**WORK INSTRUCTION**:
Each line of the records that holds "with" should be shown in full.

▼

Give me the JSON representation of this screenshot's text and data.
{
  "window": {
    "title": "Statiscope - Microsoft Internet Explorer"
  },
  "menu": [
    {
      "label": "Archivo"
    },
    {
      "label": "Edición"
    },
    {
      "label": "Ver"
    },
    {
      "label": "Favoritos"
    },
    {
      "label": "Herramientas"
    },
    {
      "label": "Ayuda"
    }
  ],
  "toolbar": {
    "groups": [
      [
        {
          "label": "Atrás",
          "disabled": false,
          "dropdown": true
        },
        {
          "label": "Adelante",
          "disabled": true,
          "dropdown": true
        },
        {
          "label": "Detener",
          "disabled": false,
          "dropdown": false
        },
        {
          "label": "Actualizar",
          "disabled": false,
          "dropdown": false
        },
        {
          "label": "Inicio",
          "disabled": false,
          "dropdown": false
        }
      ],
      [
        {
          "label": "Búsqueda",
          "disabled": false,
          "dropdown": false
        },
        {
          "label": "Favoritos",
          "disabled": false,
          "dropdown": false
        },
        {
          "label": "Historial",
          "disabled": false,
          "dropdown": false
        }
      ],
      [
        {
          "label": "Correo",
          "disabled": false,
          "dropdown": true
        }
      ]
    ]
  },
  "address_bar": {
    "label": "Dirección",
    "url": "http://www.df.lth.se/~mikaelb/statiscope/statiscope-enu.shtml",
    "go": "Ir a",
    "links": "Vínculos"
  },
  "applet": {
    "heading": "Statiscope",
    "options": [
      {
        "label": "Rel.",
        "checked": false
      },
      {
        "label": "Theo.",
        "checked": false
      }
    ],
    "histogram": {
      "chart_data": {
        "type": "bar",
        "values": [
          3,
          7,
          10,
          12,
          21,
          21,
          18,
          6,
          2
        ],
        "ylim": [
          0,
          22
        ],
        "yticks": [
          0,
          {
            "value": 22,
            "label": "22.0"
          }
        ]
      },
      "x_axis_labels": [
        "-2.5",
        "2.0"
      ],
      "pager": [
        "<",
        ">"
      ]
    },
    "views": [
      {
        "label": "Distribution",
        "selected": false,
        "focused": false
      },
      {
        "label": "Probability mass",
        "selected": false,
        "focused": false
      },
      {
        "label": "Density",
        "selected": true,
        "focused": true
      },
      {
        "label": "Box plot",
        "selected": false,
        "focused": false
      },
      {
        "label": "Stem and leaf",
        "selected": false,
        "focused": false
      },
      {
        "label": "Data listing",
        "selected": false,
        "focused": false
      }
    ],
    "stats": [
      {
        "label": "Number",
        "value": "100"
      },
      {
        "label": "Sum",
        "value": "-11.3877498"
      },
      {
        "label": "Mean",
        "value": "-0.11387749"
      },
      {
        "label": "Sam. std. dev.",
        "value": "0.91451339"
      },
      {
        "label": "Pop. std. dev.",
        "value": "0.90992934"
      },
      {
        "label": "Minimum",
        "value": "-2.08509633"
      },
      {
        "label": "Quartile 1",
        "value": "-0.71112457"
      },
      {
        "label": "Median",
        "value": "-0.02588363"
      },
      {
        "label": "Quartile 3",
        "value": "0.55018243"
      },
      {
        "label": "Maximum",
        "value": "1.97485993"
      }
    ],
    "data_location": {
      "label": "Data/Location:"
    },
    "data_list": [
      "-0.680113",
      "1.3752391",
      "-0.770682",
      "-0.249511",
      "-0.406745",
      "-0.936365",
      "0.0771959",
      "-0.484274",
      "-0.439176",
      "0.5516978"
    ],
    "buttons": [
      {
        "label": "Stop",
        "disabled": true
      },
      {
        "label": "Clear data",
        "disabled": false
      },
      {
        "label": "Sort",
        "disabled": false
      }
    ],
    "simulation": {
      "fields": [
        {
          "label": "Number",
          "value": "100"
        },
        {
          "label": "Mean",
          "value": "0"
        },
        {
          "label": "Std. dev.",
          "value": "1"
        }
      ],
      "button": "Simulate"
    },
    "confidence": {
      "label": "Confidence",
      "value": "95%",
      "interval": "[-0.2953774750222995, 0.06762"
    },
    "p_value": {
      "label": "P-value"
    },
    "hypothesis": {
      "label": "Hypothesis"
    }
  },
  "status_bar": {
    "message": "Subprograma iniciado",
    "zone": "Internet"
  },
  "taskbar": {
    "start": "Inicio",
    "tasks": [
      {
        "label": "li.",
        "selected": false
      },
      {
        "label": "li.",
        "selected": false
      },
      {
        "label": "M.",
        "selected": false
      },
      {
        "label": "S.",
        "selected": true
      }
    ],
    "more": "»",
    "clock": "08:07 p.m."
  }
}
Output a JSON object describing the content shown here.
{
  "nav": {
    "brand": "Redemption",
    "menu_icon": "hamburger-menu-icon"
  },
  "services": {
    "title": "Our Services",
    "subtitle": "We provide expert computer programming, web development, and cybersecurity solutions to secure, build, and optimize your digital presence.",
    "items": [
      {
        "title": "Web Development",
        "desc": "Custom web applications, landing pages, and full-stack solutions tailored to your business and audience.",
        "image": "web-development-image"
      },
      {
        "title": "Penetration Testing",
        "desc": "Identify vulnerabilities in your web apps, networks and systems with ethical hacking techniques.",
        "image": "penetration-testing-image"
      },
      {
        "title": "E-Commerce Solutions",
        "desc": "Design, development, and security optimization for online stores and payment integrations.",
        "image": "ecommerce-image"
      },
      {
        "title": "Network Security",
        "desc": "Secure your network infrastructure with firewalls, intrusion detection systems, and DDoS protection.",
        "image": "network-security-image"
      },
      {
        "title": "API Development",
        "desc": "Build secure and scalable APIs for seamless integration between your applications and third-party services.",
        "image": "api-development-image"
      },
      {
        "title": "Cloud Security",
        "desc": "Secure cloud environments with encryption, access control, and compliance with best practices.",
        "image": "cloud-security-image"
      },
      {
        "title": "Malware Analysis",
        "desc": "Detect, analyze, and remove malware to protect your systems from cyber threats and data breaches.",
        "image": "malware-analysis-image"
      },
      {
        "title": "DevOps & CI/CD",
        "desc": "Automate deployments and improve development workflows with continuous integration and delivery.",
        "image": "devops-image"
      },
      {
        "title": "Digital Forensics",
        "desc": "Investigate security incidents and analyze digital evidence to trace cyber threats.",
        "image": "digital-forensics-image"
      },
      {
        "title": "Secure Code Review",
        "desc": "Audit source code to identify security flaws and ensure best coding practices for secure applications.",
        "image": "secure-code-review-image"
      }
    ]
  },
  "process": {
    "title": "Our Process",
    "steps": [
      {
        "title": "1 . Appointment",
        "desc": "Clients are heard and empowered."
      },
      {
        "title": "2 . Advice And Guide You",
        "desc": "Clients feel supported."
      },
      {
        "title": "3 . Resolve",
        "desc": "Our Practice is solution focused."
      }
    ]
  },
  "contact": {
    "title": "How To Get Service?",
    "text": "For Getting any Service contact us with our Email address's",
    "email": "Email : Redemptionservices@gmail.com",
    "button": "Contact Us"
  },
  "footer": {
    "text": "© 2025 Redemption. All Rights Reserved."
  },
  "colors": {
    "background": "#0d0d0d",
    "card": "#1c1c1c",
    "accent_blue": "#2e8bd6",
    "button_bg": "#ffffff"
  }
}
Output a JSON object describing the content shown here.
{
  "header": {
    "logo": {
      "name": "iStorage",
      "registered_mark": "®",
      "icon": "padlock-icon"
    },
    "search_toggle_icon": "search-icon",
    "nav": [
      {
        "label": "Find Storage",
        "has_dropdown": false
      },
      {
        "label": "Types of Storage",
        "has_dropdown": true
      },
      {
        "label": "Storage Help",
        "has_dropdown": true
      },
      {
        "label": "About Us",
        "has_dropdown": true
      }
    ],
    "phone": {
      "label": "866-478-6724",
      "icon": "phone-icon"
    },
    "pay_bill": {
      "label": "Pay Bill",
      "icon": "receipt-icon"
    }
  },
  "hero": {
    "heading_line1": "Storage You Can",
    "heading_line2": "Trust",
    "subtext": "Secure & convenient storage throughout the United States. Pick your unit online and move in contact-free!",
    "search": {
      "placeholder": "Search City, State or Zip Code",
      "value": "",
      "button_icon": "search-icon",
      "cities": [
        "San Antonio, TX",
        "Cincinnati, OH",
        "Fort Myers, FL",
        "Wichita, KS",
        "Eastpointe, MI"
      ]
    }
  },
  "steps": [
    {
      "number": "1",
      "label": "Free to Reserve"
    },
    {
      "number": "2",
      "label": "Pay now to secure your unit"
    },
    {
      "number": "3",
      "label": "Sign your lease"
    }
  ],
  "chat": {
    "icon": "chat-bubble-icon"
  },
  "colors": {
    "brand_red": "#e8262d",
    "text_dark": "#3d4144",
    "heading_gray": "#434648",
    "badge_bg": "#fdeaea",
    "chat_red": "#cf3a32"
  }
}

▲

**TASK ANSWER**:
        "desc": "Identify vulnerabilities in your web apps, networks and systems with ethical hacking techniques.",
        "desc": "Secure your network infrastructure with firewalls, intrusion detection systems, and DDoS protection.",
        "desc": "Secure cloud environments with encryption, access control, and compliance with best practices.",
        "desc": "Automate deployments and improve development workflows with continuous integration and delivery.",
    "text": "For Getting any Service contact us with our Email address's",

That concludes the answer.